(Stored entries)
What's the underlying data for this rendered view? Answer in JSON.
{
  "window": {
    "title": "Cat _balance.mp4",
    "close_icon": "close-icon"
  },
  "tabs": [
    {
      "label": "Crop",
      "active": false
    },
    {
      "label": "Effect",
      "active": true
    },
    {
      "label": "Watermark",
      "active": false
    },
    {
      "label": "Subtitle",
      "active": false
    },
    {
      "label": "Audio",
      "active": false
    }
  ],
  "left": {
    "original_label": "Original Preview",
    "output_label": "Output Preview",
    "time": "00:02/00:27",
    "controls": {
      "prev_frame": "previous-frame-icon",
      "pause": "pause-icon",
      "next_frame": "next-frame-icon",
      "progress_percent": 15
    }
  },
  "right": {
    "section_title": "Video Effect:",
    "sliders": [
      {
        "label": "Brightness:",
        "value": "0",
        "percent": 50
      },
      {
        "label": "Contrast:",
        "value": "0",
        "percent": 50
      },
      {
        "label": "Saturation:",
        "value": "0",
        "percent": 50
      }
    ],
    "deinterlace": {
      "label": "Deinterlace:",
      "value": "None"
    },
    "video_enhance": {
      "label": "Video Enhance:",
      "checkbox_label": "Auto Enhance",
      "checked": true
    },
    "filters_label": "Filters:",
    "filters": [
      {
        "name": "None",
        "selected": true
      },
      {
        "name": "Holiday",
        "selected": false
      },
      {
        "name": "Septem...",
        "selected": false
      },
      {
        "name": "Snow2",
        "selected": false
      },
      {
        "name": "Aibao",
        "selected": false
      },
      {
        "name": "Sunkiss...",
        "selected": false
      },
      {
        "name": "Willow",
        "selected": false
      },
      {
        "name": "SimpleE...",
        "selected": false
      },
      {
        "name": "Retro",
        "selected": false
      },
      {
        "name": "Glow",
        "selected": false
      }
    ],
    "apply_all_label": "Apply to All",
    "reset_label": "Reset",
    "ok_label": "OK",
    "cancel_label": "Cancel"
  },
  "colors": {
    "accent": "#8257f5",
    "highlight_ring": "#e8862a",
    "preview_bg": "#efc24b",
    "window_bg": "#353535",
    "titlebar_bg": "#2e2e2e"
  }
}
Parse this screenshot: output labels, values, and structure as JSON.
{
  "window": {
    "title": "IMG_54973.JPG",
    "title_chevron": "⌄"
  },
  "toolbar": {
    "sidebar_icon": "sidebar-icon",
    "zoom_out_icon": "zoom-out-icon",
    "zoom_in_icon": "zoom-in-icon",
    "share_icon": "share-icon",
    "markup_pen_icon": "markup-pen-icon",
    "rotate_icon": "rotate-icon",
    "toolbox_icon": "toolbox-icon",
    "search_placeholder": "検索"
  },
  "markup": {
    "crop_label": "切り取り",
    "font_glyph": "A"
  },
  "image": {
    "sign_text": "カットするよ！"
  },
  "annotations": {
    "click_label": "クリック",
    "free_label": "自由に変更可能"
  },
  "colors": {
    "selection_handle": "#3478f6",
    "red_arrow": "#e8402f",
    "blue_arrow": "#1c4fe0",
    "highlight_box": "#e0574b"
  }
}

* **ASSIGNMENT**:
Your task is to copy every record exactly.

* **RESPONSE BOX**:
What's the underlying data for this rendered view? Answer in JSON.
{
  "window": {
    "title": "Cat _balance.mp4",
    "close_icon": "close-icon"
  },
  "tabs": [
    {
      "label": "Crop",
      "active": false
    },
    {
      "label": "Effect",
      "active": true
    },
    {
      "label": "Watermark",
      "active": false
    },
    {
      "label": "Subtitle",
      "active": false
    },
    {
      "label": "Audio",
      "active": false
    }
  ],
  "left": {
    "original_label": "Original Preview",
    "output_label": "Output Preview",
    "time": "00:02/00:27",
    "controls": {
      "prev_frame": "previous-frame-icon",
      "pause": "pause-icon",
      "next_frame": "next-frame-icon",
      "progress_percent": 15
    }
  },
  "right": {
    "section_title": "Video Effect:",
    "sliders": [
      {
        "label": "Brightness:",
        "value": "0",
        "percent": 50
      },
      {
        "label": "Contrast:",
        "value": "0",
        "percent": 50
      },
      {
        "label": "Saturation:",
        "value": "0",
        "percent": 50
      }
    ],
    "deinterlace": {
      "label": "Deinterlace:",
      "value": "None"
    },
    "video_enhance": {
      "label": "Video Enhance:",
      "checkbox_label": "Auto Enhance",
      "checked": true
    },
    "filters_label": "Filters:",
    "filters": [
      {
        "name": "None",
        "selected": true
      },
      {
        "name": "Holiday",
        "selected": false
      },
      {
        "name": "Septem...",
        "selected": false
      },
      {
        "name": "Snow2",
        "selected": false
      },
      {
        "name": "Aibao",
        "selected": false
      },
      {
        "name": "Sunkiss...",
        "selected": false
      },
      {
        "name": "Willow",
        "selected": false
      },
      {
        "name": "SimpleE...",
        "selected": false
      },
      {
        "name": "Retro",
        "selected": false
      },
      {
        "name": "Glow",
        "selected": false
      }
    ],
    "apply_all_label": "Apply to All",
    "reset_label": "Reset",
    "ok_label": "OK",
    "cancel_label": "Cancel"
  },
  "colors": {
    "accent": "#8257f5",
    "highlight_ring": "#e8862a",
    "preview_bg": "#efc24b",
    "window_bg": "#353535",
    "titlebar_bg": "#2e2e2e"
  }
}
Parse this screenshot: output labels, values, and structure as JSON.
{
  "window": {
    "title": "IMG_54973.JPG",
    "title_chevron": "⌄"
  },
  "toolbar": {
    "sidebar_icon": "sidebar-icon",
    "zoom_out_icon": "zoom-out-icon",
    "zoom_in_icon": "zoom-in-icon",
    "share_icon": "share-icon",
    "markup_pen_icon": "markup-pen-icon",
    "rotate_icon": "rotate-icon",
    "toolbox_icon": "toolbox-icon",
    "search_placeholder": "検索"
  },
  "markup": {
    "crop_label": "切り取り",
    "font_glyph": "A"
  },
  "image": {
    "sign_text": "カットするよ！"
  },
  "annotations": {
    "click_label": "クリック",
    "free_label": "自由に変更可能"
  },
  "colors": {
    "selection_handle": "#3478f6",
    "red_arrow": "#e8402f",
    "blue_arrow": "#1c4fe0",
    "highlight_box": "#e0574b"
  }
}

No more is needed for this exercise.